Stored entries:
= = = = =
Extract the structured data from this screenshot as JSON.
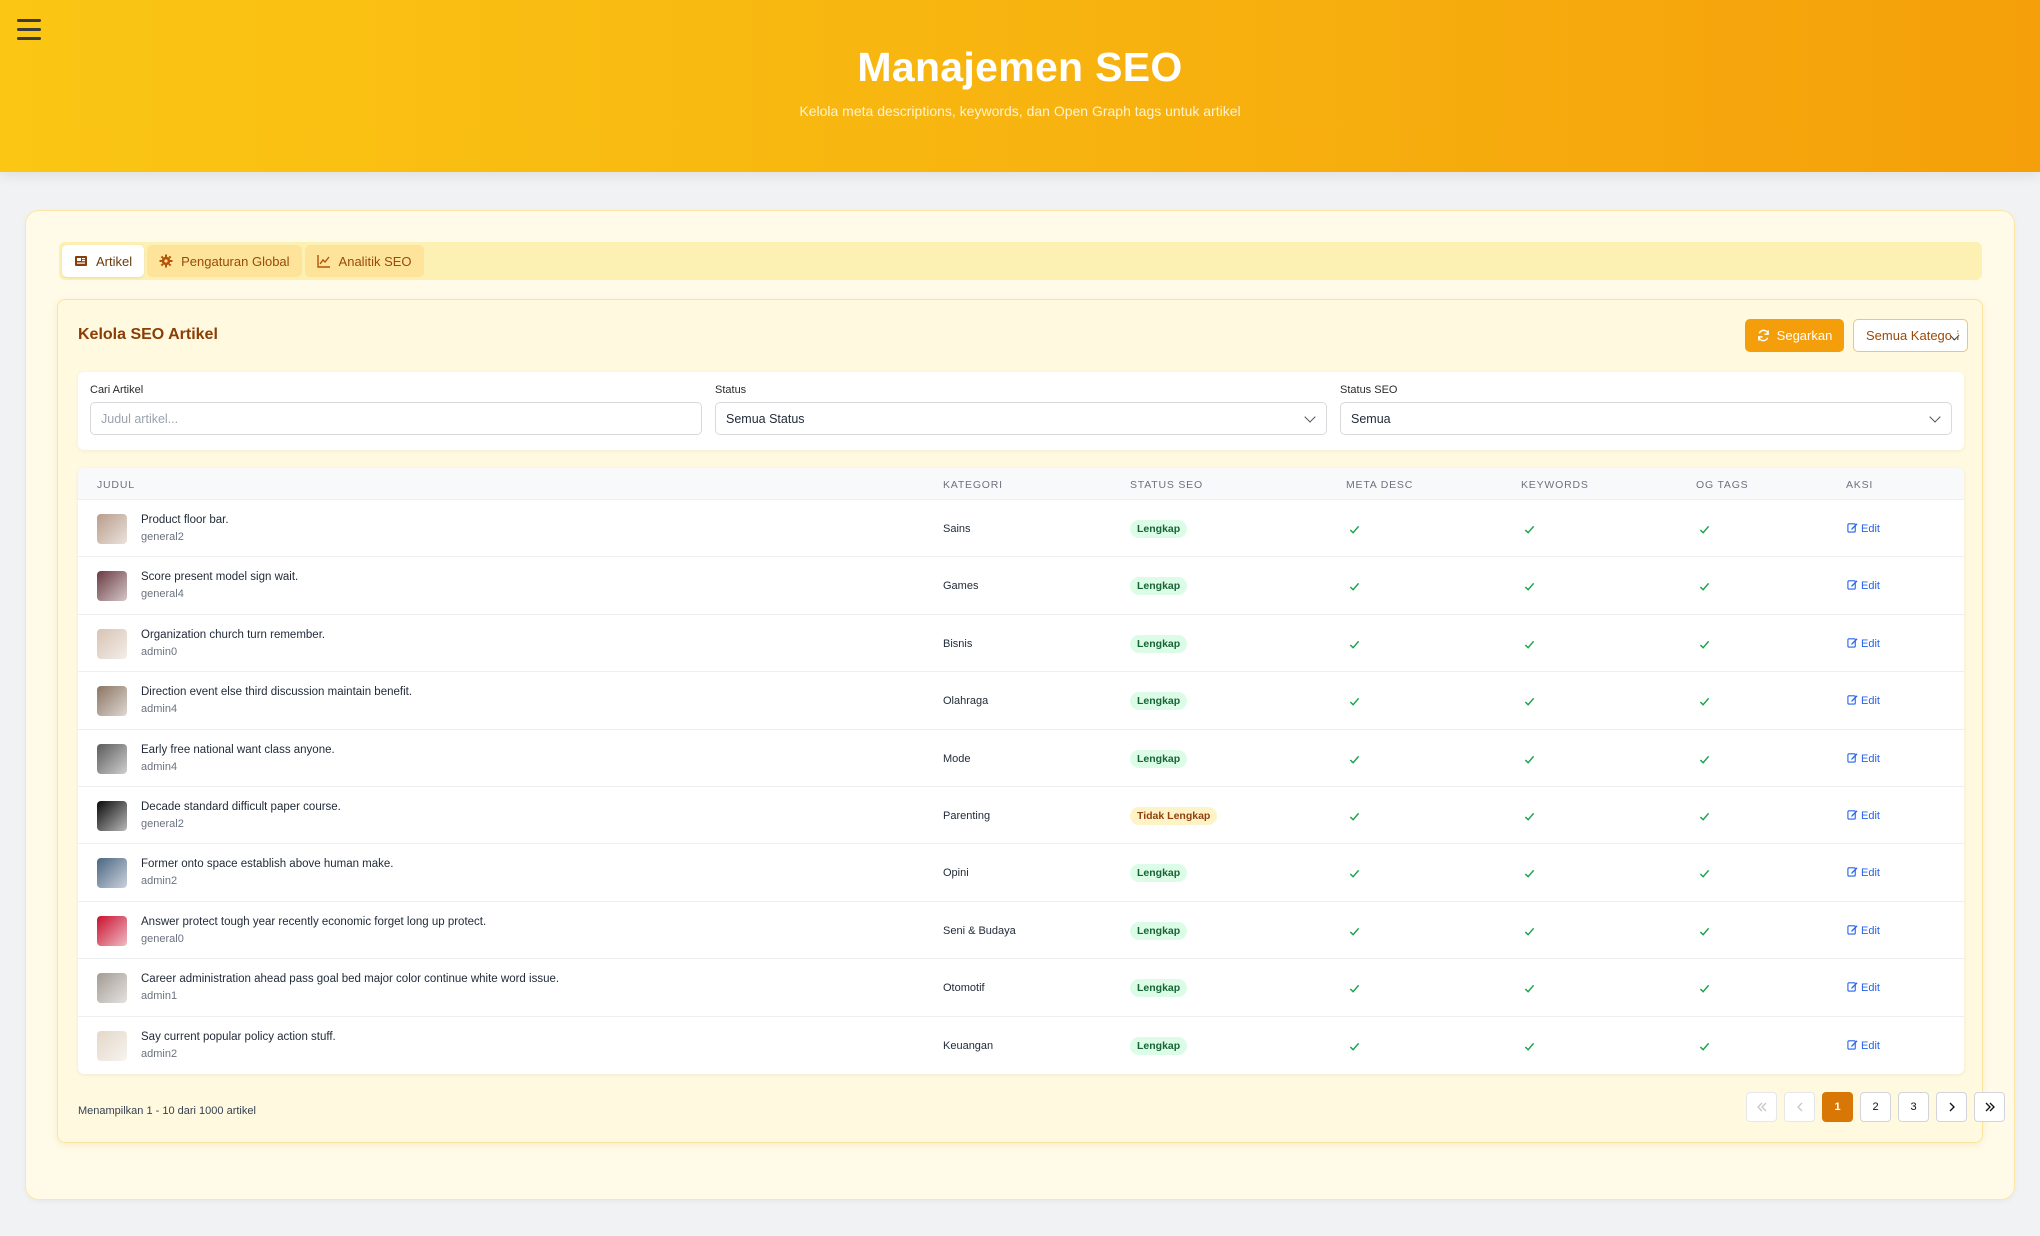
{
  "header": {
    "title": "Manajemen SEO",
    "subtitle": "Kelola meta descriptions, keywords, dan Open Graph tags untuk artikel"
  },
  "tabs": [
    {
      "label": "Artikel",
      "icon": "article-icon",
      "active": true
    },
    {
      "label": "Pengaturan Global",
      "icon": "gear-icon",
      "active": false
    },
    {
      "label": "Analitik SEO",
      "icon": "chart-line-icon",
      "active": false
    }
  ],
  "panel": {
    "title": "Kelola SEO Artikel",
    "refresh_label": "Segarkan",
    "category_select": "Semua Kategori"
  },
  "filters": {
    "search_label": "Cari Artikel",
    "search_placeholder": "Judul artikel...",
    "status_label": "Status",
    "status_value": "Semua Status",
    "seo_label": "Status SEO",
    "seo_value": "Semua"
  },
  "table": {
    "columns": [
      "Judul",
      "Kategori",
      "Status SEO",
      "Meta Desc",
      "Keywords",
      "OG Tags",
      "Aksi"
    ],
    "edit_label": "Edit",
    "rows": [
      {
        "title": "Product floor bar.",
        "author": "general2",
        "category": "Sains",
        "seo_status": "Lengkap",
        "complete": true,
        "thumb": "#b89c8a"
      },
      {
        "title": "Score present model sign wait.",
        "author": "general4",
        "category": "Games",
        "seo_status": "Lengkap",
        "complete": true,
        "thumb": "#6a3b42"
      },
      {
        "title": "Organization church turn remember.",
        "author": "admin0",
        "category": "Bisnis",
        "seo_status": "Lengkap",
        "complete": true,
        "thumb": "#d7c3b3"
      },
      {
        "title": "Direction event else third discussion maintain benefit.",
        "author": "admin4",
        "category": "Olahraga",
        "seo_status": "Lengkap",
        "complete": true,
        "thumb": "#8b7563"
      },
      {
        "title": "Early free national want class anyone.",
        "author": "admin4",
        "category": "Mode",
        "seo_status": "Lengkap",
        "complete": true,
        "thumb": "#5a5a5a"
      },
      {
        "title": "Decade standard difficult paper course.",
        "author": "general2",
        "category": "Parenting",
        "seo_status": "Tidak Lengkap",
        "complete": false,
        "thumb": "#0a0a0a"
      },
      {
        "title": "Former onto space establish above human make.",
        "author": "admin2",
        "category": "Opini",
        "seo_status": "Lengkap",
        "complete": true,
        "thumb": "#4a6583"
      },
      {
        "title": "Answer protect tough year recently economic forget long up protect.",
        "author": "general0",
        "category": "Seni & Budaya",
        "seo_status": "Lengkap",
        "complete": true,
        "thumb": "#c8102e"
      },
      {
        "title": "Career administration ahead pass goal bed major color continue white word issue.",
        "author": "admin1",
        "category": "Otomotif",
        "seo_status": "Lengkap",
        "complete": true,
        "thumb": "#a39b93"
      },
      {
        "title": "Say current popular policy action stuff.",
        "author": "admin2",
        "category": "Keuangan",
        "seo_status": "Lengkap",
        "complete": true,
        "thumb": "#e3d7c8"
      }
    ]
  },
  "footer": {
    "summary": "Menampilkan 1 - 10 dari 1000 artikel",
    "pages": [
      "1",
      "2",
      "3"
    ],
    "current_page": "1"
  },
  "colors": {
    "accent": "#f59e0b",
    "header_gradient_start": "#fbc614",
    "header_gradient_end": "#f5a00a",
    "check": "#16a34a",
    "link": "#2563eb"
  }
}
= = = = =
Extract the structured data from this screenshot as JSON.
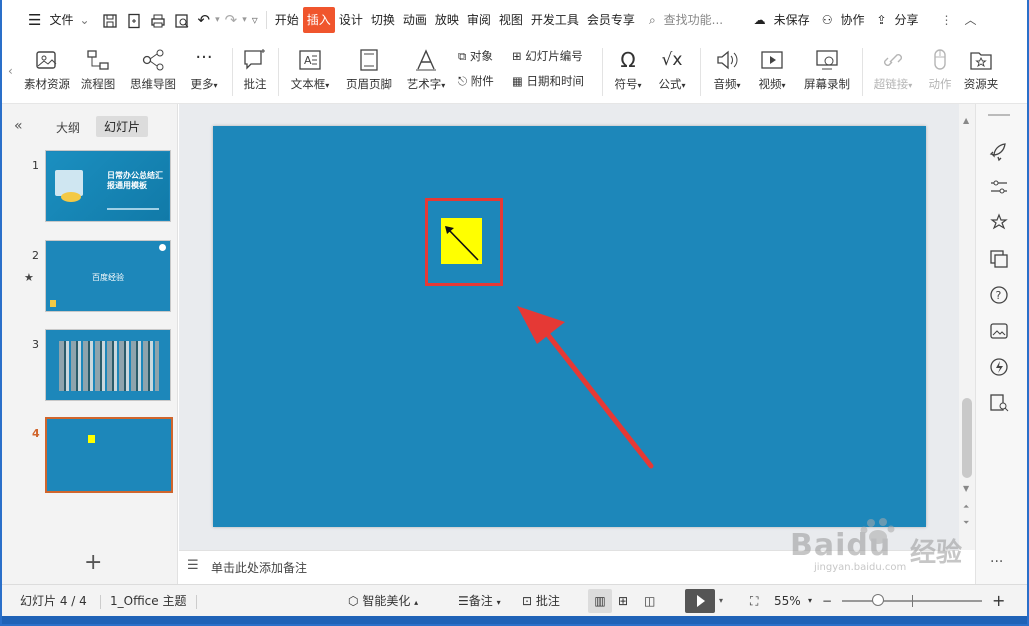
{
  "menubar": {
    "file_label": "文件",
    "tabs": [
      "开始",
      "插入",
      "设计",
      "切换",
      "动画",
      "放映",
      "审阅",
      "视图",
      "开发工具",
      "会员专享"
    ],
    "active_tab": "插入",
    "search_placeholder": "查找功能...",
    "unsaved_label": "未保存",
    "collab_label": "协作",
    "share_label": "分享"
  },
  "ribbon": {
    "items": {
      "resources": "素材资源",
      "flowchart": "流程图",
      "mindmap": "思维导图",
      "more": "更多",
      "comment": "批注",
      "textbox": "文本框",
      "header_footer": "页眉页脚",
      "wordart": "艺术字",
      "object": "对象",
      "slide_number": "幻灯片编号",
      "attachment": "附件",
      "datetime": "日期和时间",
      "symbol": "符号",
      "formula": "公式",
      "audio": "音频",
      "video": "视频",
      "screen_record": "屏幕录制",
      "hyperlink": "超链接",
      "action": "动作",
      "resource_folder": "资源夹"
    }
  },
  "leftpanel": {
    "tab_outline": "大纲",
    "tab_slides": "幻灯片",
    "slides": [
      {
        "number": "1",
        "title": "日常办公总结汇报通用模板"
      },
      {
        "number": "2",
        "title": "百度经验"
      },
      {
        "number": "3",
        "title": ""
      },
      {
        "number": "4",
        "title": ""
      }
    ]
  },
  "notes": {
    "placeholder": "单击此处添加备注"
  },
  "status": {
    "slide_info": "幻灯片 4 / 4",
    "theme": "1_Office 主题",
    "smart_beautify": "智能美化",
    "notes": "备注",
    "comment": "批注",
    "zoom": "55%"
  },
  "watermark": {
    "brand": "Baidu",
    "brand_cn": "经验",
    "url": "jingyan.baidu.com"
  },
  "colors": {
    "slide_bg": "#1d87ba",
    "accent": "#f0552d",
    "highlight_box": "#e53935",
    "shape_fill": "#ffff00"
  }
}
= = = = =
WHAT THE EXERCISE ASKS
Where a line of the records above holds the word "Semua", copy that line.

WORKED SOLUTION
    "category_select": "Semua Kategori"
    "status_value": "Semua Status",
    "seo_value": "Semua"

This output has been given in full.